Records contained in a dataset:
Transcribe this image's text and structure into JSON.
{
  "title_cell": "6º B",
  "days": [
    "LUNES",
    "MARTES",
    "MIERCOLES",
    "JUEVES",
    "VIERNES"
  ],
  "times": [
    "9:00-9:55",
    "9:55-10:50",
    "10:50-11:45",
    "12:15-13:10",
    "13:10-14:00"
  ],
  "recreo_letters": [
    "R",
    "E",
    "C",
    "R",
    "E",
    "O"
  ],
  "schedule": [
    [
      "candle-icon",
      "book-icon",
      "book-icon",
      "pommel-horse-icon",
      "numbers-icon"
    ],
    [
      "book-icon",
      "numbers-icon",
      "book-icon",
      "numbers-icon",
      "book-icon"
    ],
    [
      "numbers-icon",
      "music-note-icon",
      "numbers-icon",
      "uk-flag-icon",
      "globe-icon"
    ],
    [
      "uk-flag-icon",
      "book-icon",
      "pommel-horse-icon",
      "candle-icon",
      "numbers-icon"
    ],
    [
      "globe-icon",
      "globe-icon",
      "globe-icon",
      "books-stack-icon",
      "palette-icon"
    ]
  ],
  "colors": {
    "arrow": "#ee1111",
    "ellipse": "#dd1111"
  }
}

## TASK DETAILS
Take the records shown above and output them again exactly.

## SOLUTION TO THIS EXERCISE
Transcribe this image's text and structure into JSON.
{
  "title_cell": "6º B",
  "days": [
    "LUNES",
    "MARTES",
    "MIERCOLES",
    "JUEVES",
    "VIERNES"
  ],
  "times": [
    "9:00-9:55",
    "9:55-10:50",
    "10:50-11:45",
    "12:15-13:10",
    "13:10-14:00"
  ],
  "recreo_letters": [
    "R",
    "E",
    "C",
    "R",
    "E",
    "O"
  ],
  "schedule": [
    [
      "candle-icon",
      "book-icon",
      "book-icon",
      "pommel-horse-icon",
      "numbers-icon"
    ],
    [
      "book-icon",
      "numbers-icon",
      "book-icon",
      "numbers-icon",
      "book-icon"
    ],
    [
      "numbers-icon",
      "music-note-icon",
      "numbers-icon",
      "uk-flag-icon",
      "globe-icon"
    ],
    [
      "uk-flag-icon",
      "book-icon",
      "pommel-horse-icon",
      "candle-icon",
      "numbers-icon"
    ],
    [
      "globe-icon",
      "globe-icon",
      "globe-icon",
      "books-stack-icon",
      "palette-icon"
    ]
  ],
  "colors": {
    "arrow": "#ee1111",
    "ellipse": "#dd1111"
  }
}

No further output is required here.